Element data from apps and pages
--------------------------------------------------

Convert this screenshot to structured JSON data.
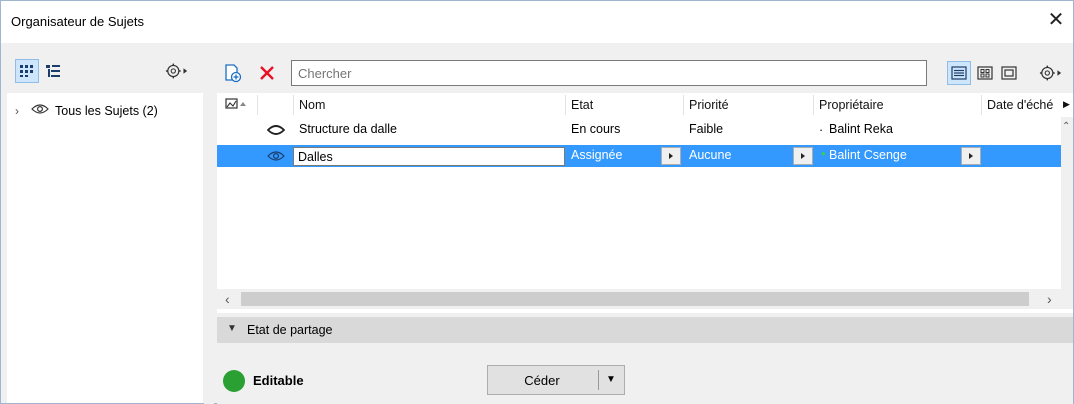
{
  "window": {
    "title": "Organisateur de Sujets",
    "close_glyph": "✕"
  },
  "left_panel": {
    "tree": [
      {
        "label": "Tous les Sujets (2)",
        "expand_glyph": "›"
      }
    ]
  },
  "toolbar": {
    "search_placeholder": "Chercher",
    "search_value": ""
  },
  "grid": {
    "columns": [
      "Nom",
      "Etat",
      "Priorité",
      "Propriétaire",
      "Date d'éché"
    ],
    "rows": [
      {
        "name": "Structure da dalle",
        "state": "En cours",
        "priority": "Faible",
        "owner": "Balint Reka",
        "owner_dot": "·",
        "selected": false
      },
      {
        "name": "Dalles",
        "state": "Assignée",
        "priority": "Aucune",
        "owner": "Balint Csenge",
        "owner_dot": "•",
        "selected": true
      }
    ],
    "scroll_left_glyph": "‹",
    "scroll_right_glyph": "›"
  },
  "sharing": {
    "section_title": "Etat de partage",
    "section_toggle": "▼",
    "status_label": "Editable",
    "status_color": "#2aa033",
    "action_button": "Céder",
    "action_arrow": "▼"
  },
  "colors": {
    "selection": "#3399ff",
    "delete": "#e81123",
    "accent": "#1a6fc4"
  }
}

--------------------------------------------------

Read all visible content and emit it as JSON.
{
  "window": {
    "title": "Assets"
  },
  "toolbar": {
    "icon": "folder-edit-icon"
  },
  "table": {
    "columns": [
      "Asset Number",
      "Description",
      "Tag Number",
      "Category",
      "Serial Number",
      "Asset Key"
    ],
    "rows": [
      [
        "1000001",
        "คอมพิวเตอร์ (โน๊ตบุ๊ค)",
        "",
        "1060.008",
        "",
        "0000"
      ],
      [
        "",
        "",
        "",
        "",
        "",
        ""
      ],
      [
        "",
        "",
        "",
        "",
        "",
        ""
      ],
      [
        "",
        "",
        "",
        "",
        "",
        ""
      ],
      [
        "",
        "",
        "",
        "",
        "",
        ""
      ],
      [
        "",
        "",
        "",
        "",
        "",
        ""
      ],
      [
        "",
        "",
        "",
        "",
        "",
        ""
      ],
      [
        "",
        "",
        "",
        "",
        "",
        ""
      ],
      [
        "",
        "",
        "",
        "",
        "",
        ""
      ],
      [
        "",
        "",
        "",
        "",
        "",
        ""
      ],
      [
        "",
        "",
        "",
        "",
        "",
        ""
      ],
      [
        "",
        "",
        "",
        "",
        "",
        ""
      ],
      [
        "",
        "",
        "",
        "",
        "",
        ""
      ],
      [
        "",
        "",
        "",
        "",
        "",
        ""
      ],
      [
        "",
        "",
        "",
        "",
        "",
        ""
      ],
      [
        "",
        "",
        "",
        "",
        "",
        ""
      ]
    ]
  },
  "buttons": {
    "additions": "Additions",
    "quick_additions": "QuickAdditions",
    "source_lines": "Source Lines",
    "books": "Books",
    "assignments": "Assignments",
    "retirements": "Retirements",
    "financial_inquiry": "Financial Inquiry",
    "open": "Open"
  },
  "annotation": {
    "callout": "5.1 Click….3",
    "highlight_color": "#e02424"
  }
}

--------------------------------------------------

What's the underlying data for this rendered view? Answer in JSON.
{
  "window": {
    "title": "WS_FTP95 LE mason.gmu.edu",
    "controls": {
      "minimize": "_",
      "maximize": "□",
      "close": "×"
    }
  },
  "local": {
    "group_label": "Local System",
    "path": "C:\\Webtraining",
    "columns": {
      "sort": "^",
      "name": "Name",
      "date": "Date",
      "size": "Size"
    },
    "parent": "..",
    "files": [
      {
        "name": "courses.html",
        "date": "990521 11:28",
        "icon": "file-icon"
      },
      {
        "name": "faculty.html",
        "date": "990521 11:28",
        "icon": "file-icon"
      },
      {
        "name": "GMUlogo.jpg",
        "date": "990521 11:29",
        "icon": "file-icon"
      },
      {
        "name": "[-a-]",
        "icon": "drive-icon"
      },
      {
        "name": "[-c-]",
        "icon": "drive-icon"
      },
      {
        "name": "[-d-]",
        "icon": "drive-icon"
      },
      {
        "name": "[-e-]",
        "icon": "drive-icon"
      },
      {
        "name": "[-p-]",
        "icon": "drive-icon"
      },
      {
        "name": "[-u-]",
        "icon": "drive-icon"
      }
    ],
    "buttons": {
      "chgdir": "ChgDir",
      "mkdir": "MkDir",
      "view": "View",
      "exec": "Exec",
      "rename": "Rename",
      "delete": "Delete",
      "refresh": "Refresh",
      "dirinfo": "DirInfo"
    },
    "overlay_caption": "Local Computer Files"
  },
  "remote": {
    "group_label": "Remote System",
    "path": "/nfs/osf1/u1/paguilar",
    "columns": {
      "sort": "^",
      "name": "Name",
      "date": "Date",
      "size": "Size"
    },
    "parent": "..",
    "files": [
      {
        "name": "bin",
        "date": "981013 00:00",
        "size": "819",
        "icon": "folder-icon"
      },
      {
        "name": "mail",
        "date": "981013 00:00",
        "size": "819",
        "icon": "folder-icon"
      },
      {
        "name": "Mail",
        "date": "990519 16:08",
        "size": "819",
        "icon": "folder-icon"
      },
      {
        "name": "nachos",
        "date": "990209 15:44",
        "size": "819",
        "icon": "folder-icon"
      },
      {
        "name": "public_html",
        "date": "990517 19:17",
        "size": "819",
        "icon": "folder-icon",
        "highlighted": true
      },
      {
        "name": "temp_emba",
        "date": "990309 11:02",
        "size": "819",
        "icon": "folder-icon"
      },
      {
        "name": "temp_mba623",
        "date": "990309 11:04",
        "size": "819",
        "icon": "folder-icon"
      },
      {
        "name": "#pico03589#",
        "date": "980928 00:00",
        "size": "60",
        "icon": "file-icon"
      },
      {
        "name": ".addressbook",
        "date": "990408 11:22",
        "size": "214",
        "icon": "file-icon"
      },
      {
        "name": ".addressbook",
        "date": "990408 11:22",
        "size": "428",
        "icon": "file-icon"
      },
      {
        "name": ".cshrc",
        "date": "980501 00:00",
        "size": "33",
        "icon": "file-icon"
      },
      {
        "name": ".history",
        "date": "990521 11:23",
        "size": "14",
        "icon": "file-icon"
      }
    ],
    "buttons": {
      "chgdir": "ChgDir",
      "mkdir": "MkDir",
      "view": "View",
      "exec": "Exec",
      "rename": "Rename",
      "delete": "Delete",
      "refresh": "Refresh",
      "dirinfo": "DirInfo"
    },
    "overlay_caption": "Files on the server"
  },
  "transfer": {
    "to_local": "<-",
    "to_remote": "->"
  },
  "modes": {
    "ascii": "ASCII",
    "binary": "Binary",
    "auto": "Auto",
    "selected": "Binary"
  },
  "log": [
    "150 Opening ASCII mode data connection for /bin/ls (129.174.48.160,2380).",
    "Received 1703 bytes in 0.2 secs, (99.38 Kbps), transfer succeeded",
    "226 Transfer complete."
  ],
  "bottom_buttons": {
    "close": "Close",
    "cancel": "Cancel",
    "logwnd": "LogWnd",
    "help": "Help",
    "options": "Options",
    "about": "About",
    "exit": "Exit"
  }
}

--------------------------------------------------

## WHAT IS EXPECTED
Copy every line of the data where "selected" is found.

## SOLUTION
        "selected": false
        "selected": true
    "selected": "Binary"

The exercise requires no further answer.